Through cutting-edge research, scientists have given a paralyzed man the sense of touch through his robotic arm.
How to set a strategic plan for your surgery service lines

According to the Washington Post, no previous robotic limb has ever allowed a paralyzed individual to gain a natural sense of touch. That limitation has made it difficult for individuals with robotic arms to gauge how much pressure to apply when attempting simple tasks, such as grasping a coffee cup without breaking it, NPR reports.

A medical breakthrough

After a car accident damaged his spinal cord more than a decade ago, Nathan Copeland found himself paralyzed in all four limbs. Like others with paralysis who lack a functioning peripheral nerve system, Copeland was unable to experience a sense of touch in his paralyzed areas.

Five years ago, Copeland volunteered for a research project at UPMC. The Pittsburgh-based health system’s team believed they could one day help Copeland feel again.

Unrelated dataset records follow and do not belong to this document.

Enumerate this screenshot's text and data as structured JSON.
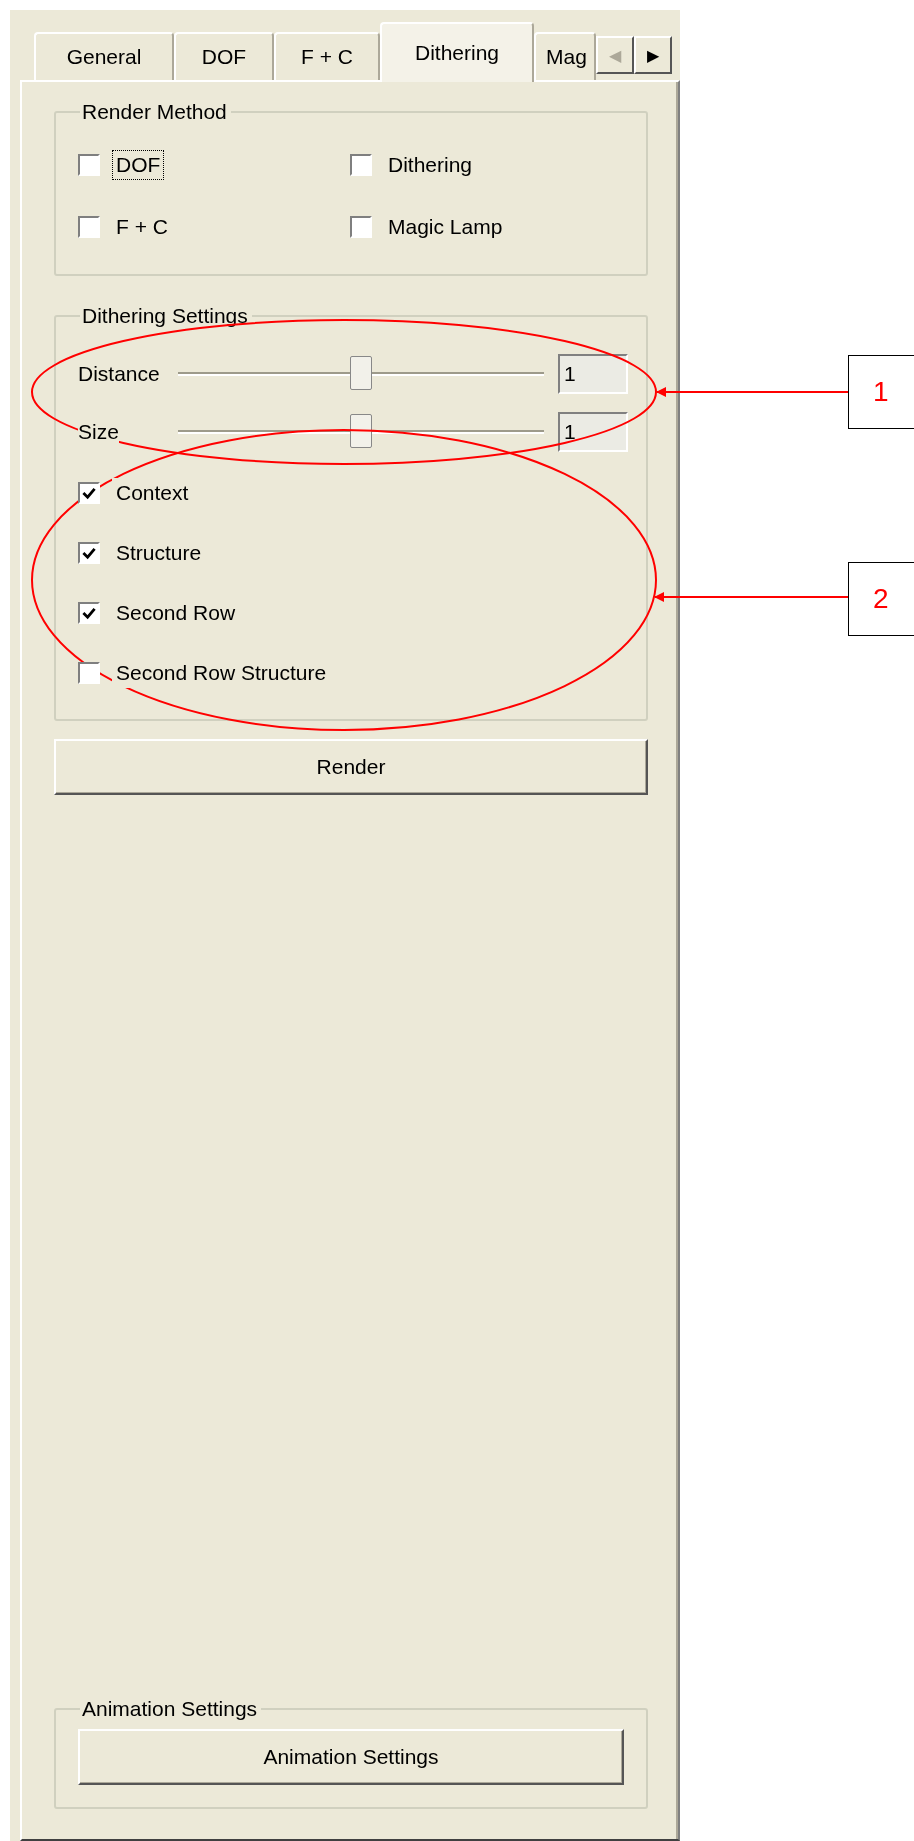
{
  "tabs": [
    {
      "label": "General",
      "selected": false
    },
    {
      "label": "DOF",
      "selected": false
    },
    {
      "label": "F + C",
      "selected": false
    },
    {
      "label": "Dithering",
      "selected": true
    },
    {
      "label": "Mag",
      "selected": false
    }
  ],
  "tab_scroll": {
    "left": {
      "label": "◀",
      "disabled": true
    },
    "right": {
      "label": "▶",
      "disabled": false
    }
  },
  "render_method": {
    "title": "Render Method",
    "options": [
      {
        "label": "DOF",
        "checked": false,
        "focused": true
      },
      {
        "label": "Dithering",
        "checked": false,
        "focused": false
      },
      {
        "label": "F + C",
        "checked": false,
        "focused": false
      },
      {
        "label": "Magic Lamp",
        "checked": false,
        "focused": false
      }
    ]
  },
  "dithering_settings": {
    "title": "Dithering Settings",
    "sliders": [
      {
        "label": "Distance",
        "level": 0.5,
        "value": "1"
      },
      {
        "label": "Size",
        "level": 0.5,
        "value": "1"
      }
    ],
    "options": [
      {
        "label": "Context",
        "checked": true
      },
      {
        "label": "Structure",
        "checked": true
      },
      {
        "label": "Second Row",
        "checked": true
      },
      {
        "label": "Second Row Structure",
        "checked": false
      }
    ]
  },
  "render_button": "Render",
  "animation_settings": {
    "title": "Animation Settings",
    "button": "Animation Settings"
  },
  "callouts": [
    {
      "label": "1"
    },
    {
      "label": "2"
    }
  ]
}
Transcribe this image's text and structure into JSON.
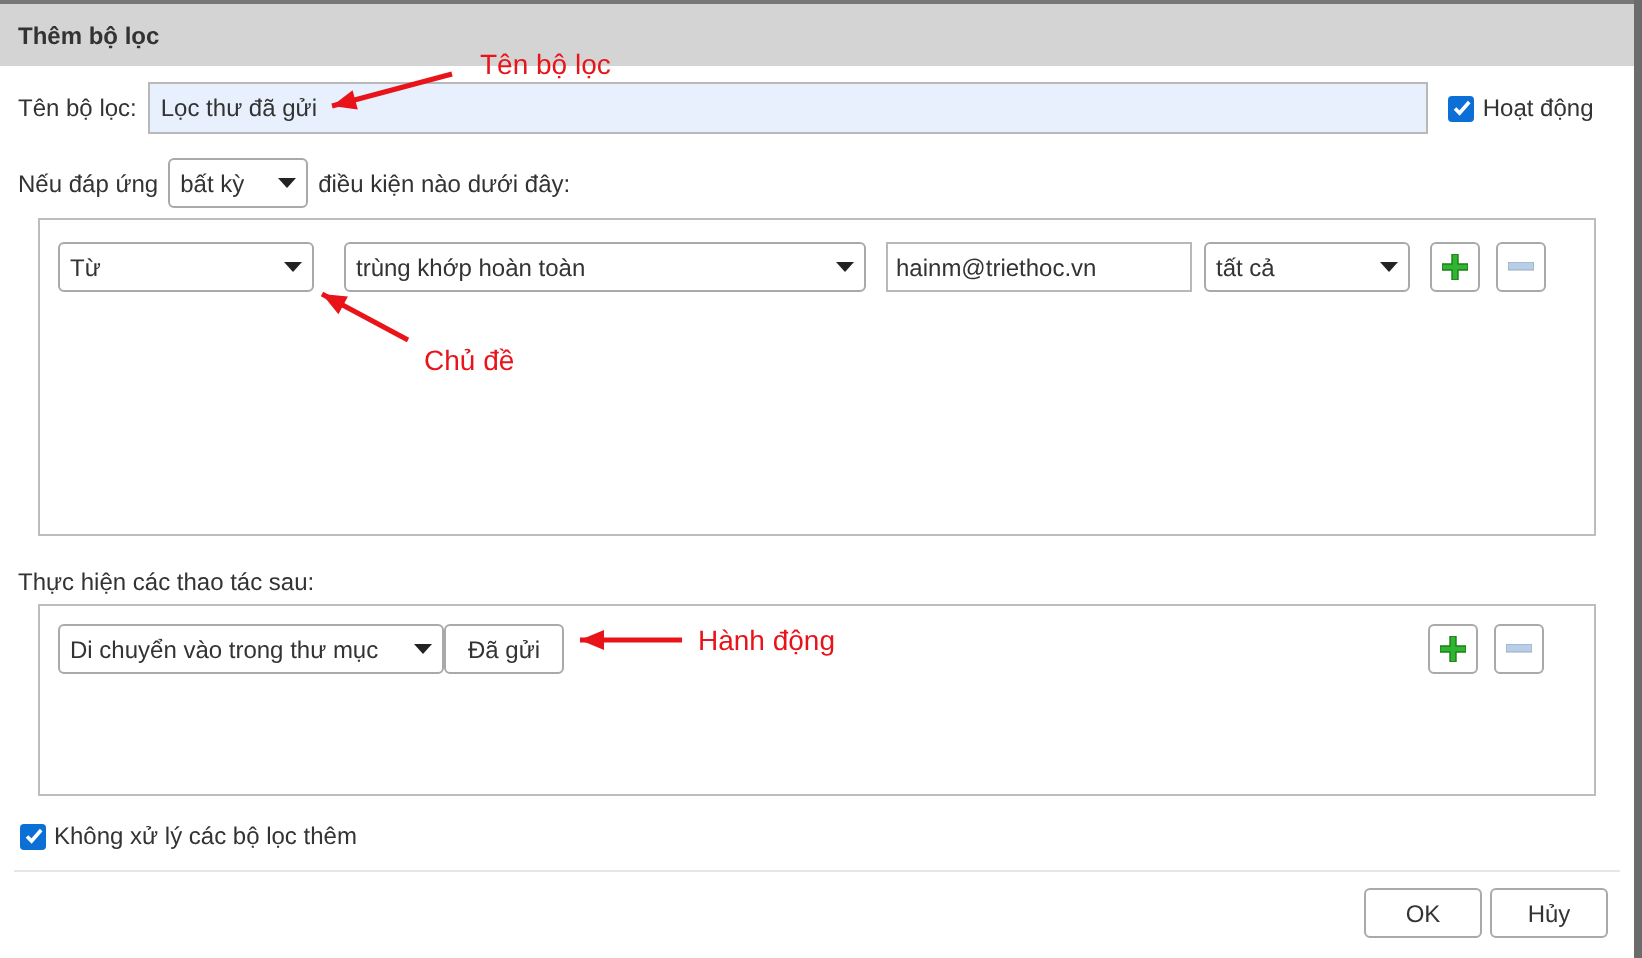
{
  "dialog": {
    "title": "Thêm bộ lọc"
  },
  "name_row": {
    "label": "Tên bộ lọc:",
    "value": "Lọc thư đã gửi",
    "active": {
      "label": "Hoạt động",
      "checked": true
    }
  },
  "match_row": {
    "prefix": "Nếu đáp ứng",
    "select": "bất kỳ",
    "suffix": "điều kiện nào dưới đây:"
  },
  "conditions": [
    {
      "field": "Từ",
      "operator": "trùng khớp hoàn toàn",
      "value": "hainm@triethoc.vn",
      "scope": "tất cả"
    }
  ],
  "actions_label": "Thực hiện các thao tác sau:",
  "actions": [
    {
      "action": "Di chuyển vào trong thư mục",
      "target": "Đã gửi"
    }
  ],
  "stop_processing": {
    "label": "Không xử lý các bộ lọc thêm",
    "checked": true
  },
  "buttons": [
    "OK",
    "Hủy"
  ],
  "annotations": [
    {
      "text": "Tên bộ lọc"
    },
    {
      "text": "Chủ đề"
    },
    {
      "text": "Hành động"
    }
  ]
}
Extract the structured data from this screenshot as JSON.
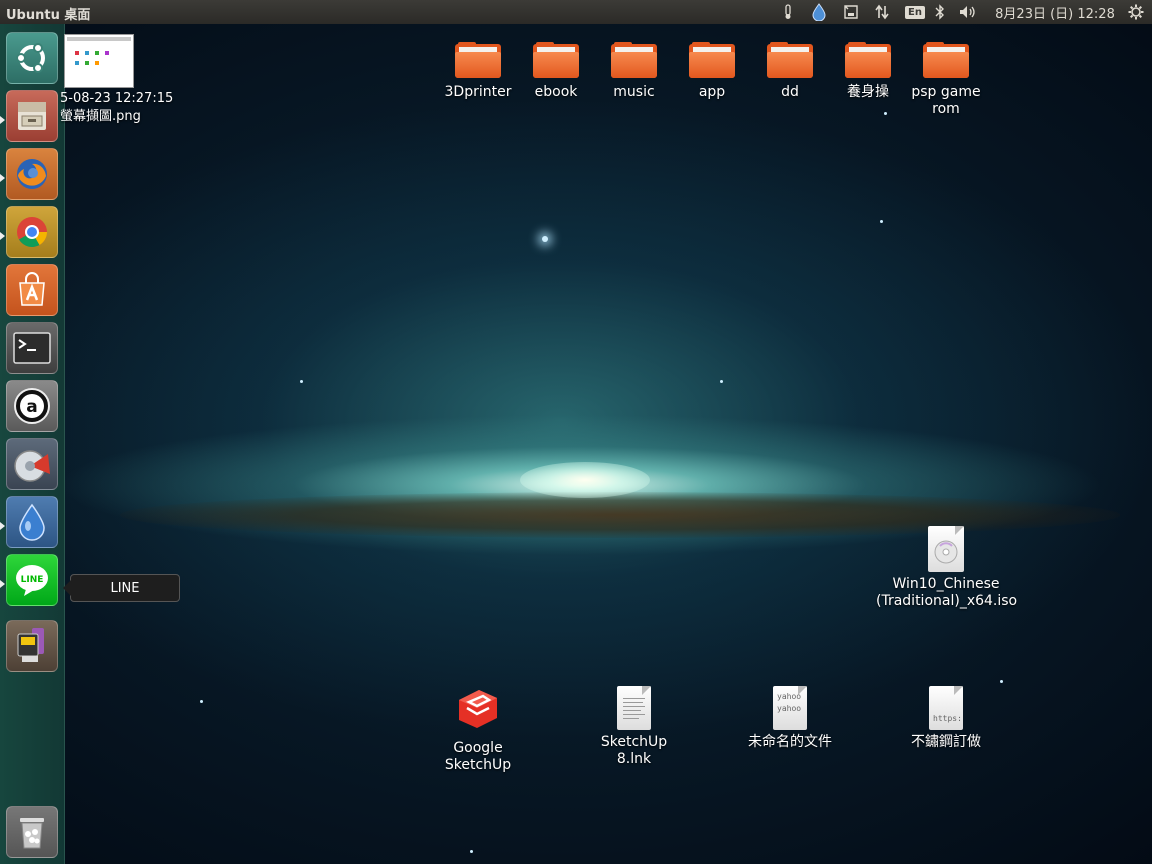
{
  "top_panel": {
    "title": "Ubuntu 桌面",
    "keyboard_layout": "En",
    "clock": "8月23日 (日) 12:28",
    "tray_icons": [
      "thermometer-icon",
      "water-drop-icon",
      "sd-card-icon",
      "network-icon",
      "keyboard-layout-icon",
      "bluetooth-icon",
      "volume-icon",
      "clock",
      "power-gear-icon"
    ]
  },
  "launcher": {
    "items": [
      {
        "name": "ubuntu-dash",
        "icon": "ubuntu-logo-icon"
      },
      {
        "name": "files",
        "icon": "file-cabinet-icon"
      },
      {
        "name": "firefox",
        "icon": "firefox-icon"
      },
      {
        "name": "chrome",
        "icon": "chrome-icon"
      },
      {
        "name": "software-center",
        "icon": "shopping-bag-icon"
      },
      {
        "name": "terminal",
        "icon": "terminal-icon"
      },
      {
        "name": "amarok",
        "icon": "a-logo-icon"
      },
      {
        "name": "app-dial",
        "icon": "dial-icon"
      },
      {
        "name": "deluge",
        "icon": "water-drop-icon"
      },
      {
        "name": "line",
        "icon": "line-chat-icon",
        "label": "LINE"
      },
      {
        "name": "sd-card-tool",
        "icon": "sd-card-icon"
      },
      {
        "name": "trash",
        "icon": "trash-icon"
      }
    ],
    "tooltip": "LINE"
  },
  "desktop": {
    "screenshot_file": {
      "line1": "5-08-23 12:27:15",
      "line2": "螢幕擷圖.png"
    },
    "folders": [
      "3Dprinter",
      "ebook",
      "music",
      "app",
      "dd",
      "養身操",
      "psp game rom"
    ],
    "iso_file": "Win10_Chinese (Traditional)_x64.iso",
    "bottom_files": [
      {
        "label": "Google SketchUp",
        "icon": "sketchup-icon"
      },
      {
        "label": "SketchUp 8.lnk",
        "icon": "text-document-icon"
      },
      {
        "label": "未命名的文件",
        "icon": "text-document-icon",
        "preview": "yahoo\nyahoo"
      },
      {
        "label": "不鏽鋼訂做",
        "icon": "text-document-icon",
        "preview": "https:"
      }
    ]
  },
  "colors": {
    "panel_bg": "#3c3b37",
    "launcher_bg": "#1f5a50",
    "folder_orange": "#e2571e",
    "line_green": "#00c300"
  }
}
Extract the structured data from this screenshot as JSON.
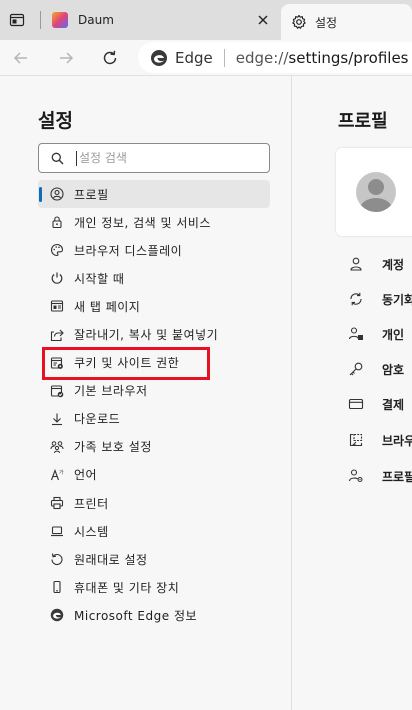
{
  "tabs": [
    {
      "title": "Daum"
    },
    {
      "title": "설정"
    }
  ],
  "address_bar": {
    "badge": "Edge",
    "url_scheme": "edge://",
    "url_rest": "settings/profiles"
  },
  "sidebar": {
    "title": "설정",
    "search_placeholder": "설정 검색",
    "items": [
      {
        "label": "프로필",
        "icon": "profile-icon",
        "active": true
      },
      {
        "label": "개인 정보, 검색 및 서비스",
        "icon": "lock-icon"
      },
      {
        "label": "브라우저 디스플레이",
        "icon": "palette-icon"
      },
      {
        "label": "시작할 때",
        "icon": "power-icon"
      },
      {
        "label": "새 탭 페이지",
        "icon": "new-tab-icon"
      },
      {
        "label": "잘라내기, 복사 및 붙여넣기",
        "icon": "share-icon"
      },
      {
        "label": "쿠키 및 사이트 권한",
        "icon": "site-permissions-icon",
        "highlighted": true
      },
      {
        "label": "기본 브라우저",
        "icon": "default-browser-icon"
      },
      {
        "label": "다운로드",
        "icon": "download-icon"
      },
      {
        "label": "가족 보호 설정",
        "icon": "family-icon"
      },
      {
        "label": "언어",
        "icon": "language-icon"
      },
      {
        "label": "프린터",
        "icon": "printer-icon"
      },
      {
        "label": "시스템",
        "icon": "laptop-icon"
      },
      {
        "label": "원래대로 설정",
        "icon": "reset-icon"
      },
      {
        "label": "휴대폰 및 기타 장치",
        "icon": "phone-icon"
      },
      {
        "label": "Microsoft Edge 정보",
        "icon": "edge-logo-icon"
      }
    ]
  },
  "content": {
    "title": "프로필",
    "rows": [
      {
        "label": "계정",
        "icon": "person-icon"
      },
      {
        "label": "동기화",
        "icon": "sync-icon"
      },
      {
        "label": "개인",
        "icon": "personal-info-icon"
      },
      {
        "label": "암호",
        "icon": "key-icon"
      },
      {
        "label": "결제",
        "icon": "card-icon"
      },
      {
        "label": "브라우",
        "icon": "import-icon"
      },
      {
        "label": "프로필",
        "icon": "profile-settings-icon"
      }
    ]
  },
  "colors": {
    "accent": "#0f6cbd",
    "highlight_box": "#e81123"
  }
}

Robert Gaunt, a UPMC researcher involved in Copeland’s case, explained that while a spinal cord injury has “disconnected” Copeland’s hand from his brain, his brain “hasn’t lost its ability to feel.”

First, the team used magnetoencephalography to “see the parts of his brain that became active when he was watching videos of a hand being touched,” Gaunt says.

Then, in March 2015, surgeons implanted four electrodes into the part of Copeland’s brain connected with touch in the right hand and fingers. The newly implanted electrodes receive signals from a mind-controlled robotic arm, a configuration that “effectively bypasses a damaged spinal cord.”

R.M. Hochella
Modern Health Perspectives